“Imagine spaghetti versus gummy worms,” Weitekamp explained. “Spaghetti can be tied up in knots. If you want to rearrange cooked spaghetti back to its uncooked alignment, you would have to put significant energy into unwinding it. But with gummy worms you can line them all up easily because they’re pretty rigid.”
As a graduate student at Caltech, Weitekamp worked on understanding and controlling how bottlebrush polymers self-assemble into nanostructures behaving as photonic crystals, which can selectively reflect light at different frequencies. Last year he came to Berkeley Lab as part of Cyclotron Road, a program for entrepreneurial researchers, to commercialize these coatings and other related polymer-based technologies. He has been working on the development of polymeric materials as a user at the Molecular Foundry, a DOE Office of Science User Facility at Berkeley Lab.
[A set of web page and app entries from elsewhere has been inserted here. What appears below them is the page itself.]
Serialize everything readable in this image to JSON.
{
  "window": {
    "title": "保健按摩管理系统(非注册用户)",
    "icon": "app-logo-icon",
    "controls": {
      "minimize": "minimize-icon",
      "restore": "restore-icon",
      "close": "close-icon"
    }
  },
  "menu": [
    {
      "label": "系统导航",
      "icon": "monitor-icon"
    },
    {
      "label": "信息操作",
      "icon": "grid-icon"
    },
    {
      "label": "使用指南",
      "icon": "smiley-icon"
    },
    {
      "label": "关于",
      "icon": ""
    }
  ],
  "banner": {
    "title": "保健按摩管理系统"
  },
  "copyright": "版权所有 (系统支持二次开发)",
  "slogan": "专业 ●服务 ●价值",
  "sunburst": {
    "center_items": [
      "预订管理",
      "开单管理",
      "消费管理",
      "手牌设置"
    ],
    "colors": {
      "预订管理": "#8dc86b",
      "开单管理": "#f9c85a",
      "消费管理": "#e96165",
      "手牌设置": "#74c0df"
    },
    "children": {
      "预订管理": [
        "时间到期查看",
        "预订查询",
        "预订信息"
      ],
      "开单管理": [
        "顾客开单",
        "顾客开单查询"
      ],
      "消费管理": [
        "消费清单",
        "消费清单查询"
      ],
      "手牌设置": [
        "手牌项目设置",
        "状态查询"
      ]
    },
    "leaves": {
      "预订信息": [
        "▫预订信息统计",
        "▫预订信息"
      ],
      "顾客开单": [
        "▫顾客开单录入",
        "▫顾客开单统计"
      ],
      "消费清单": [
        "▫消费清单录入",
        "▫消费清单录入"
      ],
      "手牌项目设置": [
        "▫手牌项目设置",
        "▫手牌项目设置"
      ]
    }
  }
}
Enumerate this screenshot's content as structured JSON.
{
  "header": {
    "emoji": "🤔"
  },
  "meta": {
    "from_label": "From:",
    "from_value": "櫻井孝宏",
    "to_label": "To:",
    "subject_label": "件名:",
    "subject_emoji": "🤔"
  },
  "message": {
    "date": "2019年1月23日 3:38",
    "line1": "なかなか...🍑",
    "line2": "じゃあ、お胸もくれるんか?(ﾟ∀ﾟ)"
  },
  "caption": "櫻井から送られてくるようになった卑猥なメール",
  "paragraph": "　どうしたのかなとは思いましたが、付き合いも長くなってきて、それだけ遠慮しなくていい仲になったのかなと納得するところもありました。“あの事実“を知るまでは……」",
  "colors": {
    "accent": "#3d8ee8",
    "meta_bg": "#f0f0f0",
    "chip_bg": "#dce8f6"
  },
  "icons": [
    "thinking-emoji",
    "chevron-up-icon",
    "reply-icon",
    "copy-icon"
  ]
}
“We were very compelled by the potential impact of [Weitekamp’s] technology across a number of industries,” said Cyclotron Road director Ilan Gur. “His ideas aligned with the Foundry’s expertise in polymer chemistry and the window application fit squarely into Berkeley Lab’s existing strengths in buildings technology and energy analysis.”
For the ARPA-E award, Weitekamp is collaborating with Berkeley Lab’s Steve Selkowitz, a leading expert on building science and window technologies, and Arman Shehabi, an expert in analyzing energy use of buildings, to develop a cost-competitive and scalable product. Their target cost is $1.50 per square foot, one-tenth the current market cost for commercially installed energy efficient retrofit window coatings.
“ARPA-E invests in high-risk, high-reward projects,” Shehabi said. “The high reward in this project isn’t in the performance improvement. It’s transformative in how windows could be retrofitted—it’s something you can do yourself. The market need is very large, and there’s nothing low-cost out there that meets that need.”
Mathematical equations can make Internet communication via computer, mobile phone or satellite many times faster and more secure than today.
Results with software developed by researchers from Aalborg University in collaboration with the US universities the Massachusetts Institute of Technology (MIT) and California Institute of Technology (Caltech) are attracting attention in the international technology media.
A new study uses a four minute long mobile video as an example. The method used by the Danish and US researchers in the study resulted in the video being downloaded five times faster than state of the art technology. The video also streamed without interruptions. In comparison, the original video got stuck 13 times along the way.